Posts Tagged ‘rule of 5’

When Thinking About Obama’s Supreme Court Nominee, Just Remember the Law of 5

April 9, 2010

As I said in post last year when Justice Souter announced his retirement, I warned that putting a liberal Scalia on the bench would be an epic mistake.  In that post, I said the most important rule to remember is the “Law of 5,” referring to the proposition that Justice Brennan lived by–“You can do anything with 5 votes.”  What we have seen in the past decade is Justice Stevens take on the role once performed by Justice Brennan.  With a Court evenly dividend between the “liberal” and “conservative” Justice with Justice Kennedy in the middle on many votes, Justice Stevens used the “political” skills acquired over a career of 34 years to convince Justice Kennedy to side with the liberals rather than with the conservatives many times.  Using those skills, Justice Stevens was able to shape areas such as the War on Terrorism, Death Penalty jurisprudence and the environment.  He did this by making compromises on the legal basis for many decisions, narrowing the results others or using his power to assign the opinions to Kennedy to get Kennedy’s vote.

Did he win all of these battles?  No, just look at cases such as Bush v Gore or Citizens United v FEC.  But he did get a majority for more liberal results more times than could be thought possible given the fact that for most of the past 20 years,  7 of the 9 Justices (including himself) were appointed by Republican Presidents.  It is this skill over all others and over any specific ideology that will be missed most by liberals.  And it is the skill to convince 4 others to join you that President Obama should keep front and center as he makes his decision on whom to nominate.

It’s Like the NYTimes Read My Blog

May 7, 2009

In today’s NYTimes, Adam Liptak, in an article about replacing Justice Souter, wrote:
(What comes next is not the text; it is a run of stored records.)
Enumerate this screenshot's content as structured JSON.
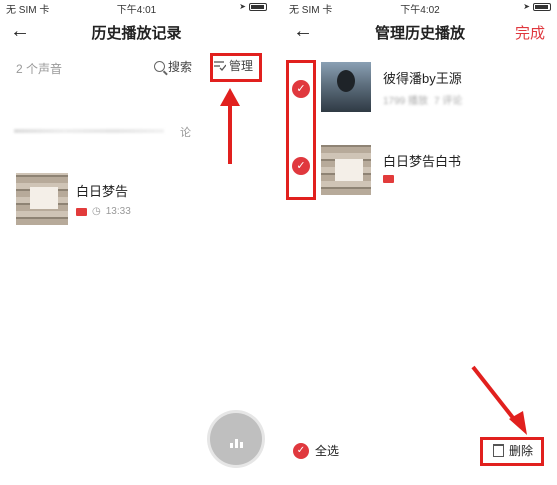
{
  "left": {
    "status": {
      "carrier": "无 SIM 卡 ",
      "time": "下午4:01"
    },
    "title": "历史播放记录",
    "count": "2 个声音",
    "search_label": "搜索",
    "manage_label": "管理",
    "blurred_suffix": "论",
    "item": {
      "title": "白日梦告",
      "time": "13:33"
    }
  },
  "right": {
    "status": {
      "carrier": "无 SIM 卡 ",
      "time": "下午4:02"
    },
    "title": "管理历史播放",
    "done_label": "完成",
    "items": [
      {
        "title": "彼得潘by王源",
        "meta_plays": "1799 播放",
        "meta_comments": "7 评论"
      },
      {
        "title": "白日梦告白书"
      }
    ],
    "select_all_label": "全选",
    "delete_label": "删除"
  },
  "colors": {
    "accent": "#e0383e",
    "annotation": "#e1201e"
  }
}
The first rule of the Supreme Court, Justice Brennan would say, holding up his open hand, is to get to five — meaning persuading five of the nine justices. . . “The replacement to Souter is not going to make an ideological majority for progressives,” said Abner J. Mikva, a former federal judge who taught with Mr. Obama at the University of Chicago“The new justice has got to be someone who can persuade Kennedy and maybe even Alito.” Justice Anthony M. Kennedy is the court’s swing justice, and Justice Samuel A. Alito Jr., a conservative, is the court’s newest member.

Like I said before, the only thing that matters is 5.  While it would be nice to have a Justice who could write memorable opinions, if they are mostly dissenting opinions, it won’t matter.